Another possible change will be a hardline policy introduced under National which has seen several student loan defaulters arrested at the border. Labour has voiced misgivings about the policy, and Will Matthews of AUSA said he hoped the new Government would review the policy and ultimately scrap it.
"I think that policy is not the right focus. Instead of focusing on criminalising these people we should be working on how to support students."
Labour, New Zealand First and the Green Party are closely aligned on education policy, and all three have pledged to scrap National Standards and put an end to charter or partnership schools.
National Standards were the centrepiece of the National Party's education policy before it came to power in 2008, and describe what students should be able to do in reading, writing and mathematics as they progress through levels 1 to 8, the primary and intermediate years.
The student achievement data is fiercely opposed by education unions and there have been concerns about how teacher assessments can vary between schools.
Partnership schools are privately run but publicly funded. They are likely to be kept open but classified as special character schools.
Asked if charter schools and National Standards would be abolished, NZ First's education spokeswoman Tracey Martin said she could not outline the agreements yet, but "have a look at what NZF, Labour and the Greens campaigned on and take a guess".
In a newsletter, NZ Principals' Federation president Whetu Cormick said he would meet with the new Minister of Education as soon as possible after the position is confirmed, to "talk about timeframes and plans to dismantle some of the heavy compliance requirements and those aspects of privatisation such as charter schools that have sucked resources and energy from our system".
Another area to watch is whether Australians will be charged more to attend university in New Zealand.
In the Newshub leaders debate during the campaign, Ardern and Bill English were asked about the Australian Government eroding the rights of New Zealand expats living in Australia, and whether they would retaliate with similar measures.
Ardern said if Kiwis in Australia were locked out of tertiary education, she would lock Australians out here. That would happen only if fees went up significantly for New Zealanders living in Australia.
However, such a move may not be supported by Winston Peters. He has said New Zealand owes an apology to Australia because it has for years allowed "backdoor" immigration to Australia.
The early childhood sector is also hoping for a boost in funding under the new Government. Early Childhood NZ chief executive Kathy Wolfe said all three parties had committed to restoring the target of having 100 per cent qualified teachers in ECE centres.

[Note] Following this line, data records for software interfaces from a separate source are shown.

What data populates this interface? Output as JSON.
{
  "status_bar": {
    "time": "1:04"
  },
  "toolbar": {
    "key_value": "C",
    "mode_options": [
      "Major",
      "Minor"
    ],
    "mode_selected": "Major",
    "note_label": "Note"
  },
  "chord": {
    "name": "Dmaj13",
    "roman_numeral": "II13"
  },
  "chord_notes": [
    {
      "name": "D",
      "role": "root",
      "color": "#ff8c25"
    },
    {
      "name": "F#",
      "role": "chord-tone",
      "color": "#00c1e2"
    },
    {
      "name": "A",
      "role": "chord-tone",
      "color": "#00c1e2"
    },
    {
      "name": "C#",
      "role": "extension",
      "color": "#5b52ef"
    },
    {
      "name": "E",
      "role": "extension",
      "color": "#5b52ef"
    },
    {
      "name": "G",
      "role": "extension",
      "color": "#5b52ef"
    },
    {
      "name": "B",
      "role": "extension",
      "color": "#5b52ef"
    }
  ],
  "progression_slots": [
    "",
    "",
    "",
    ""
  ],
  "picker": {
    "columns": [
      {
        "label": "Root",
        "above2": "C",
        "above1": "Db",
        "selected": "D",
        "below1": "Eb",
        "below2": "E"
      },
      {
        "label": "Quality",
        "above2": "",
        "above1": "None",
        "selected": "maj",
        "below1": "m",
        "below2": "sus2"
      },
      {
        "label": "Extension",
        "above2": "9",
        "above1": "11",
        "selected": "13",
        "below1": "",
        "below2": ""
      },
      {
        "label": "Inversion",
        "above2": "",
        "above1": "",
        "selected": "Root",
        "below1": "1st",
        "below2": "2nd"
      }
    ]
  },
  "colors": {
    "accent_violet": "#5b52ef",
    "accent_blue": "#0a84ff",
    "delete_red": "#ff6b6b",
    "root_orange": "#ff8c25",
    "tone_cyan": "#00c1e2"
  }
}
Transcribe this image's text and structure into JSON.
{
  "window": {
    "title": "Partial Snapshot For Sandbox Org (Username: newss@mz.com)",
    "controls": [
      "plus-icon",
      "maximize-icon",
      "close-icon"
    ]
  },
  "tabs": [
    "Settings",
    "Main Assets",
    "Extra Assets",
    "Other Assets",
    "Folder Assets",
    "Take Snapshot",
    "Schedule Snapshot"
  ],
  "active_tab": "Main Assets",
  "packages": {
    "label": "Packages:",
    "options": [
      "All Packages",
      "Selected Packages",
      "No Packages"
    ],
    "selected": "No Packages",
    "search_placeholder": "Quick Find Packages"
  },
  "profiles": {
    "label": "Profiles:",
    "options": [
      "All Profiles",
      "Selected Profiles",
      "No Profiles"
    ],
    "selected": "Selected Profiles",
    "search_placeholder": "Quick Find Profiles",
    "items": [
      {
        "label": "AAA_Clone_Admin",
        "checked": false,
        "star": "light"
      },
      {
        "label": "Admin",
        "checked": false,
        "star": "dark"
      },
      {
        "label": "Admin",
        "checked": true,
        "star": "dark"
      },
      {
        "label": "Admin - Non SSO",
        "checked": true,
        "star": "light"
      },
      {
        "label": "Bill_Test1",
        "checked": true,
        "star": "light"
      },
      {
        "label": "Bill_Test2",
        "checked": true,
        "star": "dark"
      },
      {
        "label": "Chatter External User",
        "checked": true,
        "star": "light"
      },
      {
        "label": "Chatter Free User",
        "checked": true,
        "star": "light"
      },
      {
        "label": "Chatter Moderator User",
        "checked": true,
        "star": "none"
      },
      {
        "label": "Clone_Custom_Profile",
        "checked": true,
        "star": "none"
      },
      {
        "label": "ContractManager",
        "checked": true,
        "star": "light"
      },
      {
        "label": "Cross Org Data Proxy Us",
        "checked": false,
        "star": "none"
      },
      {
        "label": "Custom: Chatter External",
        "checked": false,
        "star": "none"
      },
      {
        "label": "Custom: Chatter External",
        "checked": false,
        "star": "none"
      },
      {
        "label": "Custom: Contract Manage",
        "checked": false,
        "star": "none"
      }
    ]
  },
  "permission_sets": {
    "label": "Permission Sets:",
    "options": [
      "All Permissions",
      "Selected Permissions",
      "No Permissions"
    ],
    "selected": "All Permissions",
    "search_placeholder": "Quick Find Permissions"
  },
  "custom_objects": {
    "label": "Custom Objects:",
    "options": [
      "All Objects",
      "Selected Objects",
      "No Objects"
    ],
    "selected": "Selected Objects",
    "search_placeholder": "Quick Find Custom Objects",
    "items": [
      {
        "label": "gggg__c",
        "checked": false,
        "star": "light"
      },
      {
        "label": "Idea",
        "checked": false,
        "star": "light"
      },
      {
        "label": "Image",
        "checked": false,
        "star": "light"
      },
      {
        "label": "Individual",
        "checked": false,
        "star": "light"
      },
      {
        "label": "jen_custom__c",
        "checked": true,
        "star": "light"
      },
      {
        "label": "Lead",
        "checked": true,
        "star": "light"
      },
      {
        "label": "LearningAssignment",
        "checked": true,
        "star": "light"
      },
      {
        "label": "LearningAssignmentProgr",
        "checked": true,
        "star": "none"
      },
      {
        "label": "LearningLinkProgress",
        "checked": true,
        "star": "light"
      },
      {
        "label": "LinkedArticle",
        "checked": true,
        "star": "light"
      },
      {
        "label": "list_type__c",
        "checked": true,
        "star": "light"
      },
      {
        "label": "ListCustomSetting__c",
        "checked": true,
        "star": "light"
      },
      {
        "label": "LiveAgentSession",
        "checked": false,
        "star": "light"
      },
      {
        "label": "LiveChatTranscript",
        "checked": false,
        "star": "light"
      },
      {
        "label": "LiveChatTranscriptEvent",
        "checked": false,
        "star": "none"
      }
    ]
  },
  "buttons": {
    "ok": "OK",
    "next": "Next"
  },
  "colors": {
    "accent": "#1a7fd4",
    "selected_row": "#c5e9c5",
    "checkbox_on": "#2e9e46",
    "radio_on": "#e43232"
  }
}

"The previous government increased funding only to cover increased participation in ECE ... education starts at birth, not at 5 or 6. New Zealand needs to invest more in the early years now in order to see benefits in the years to come."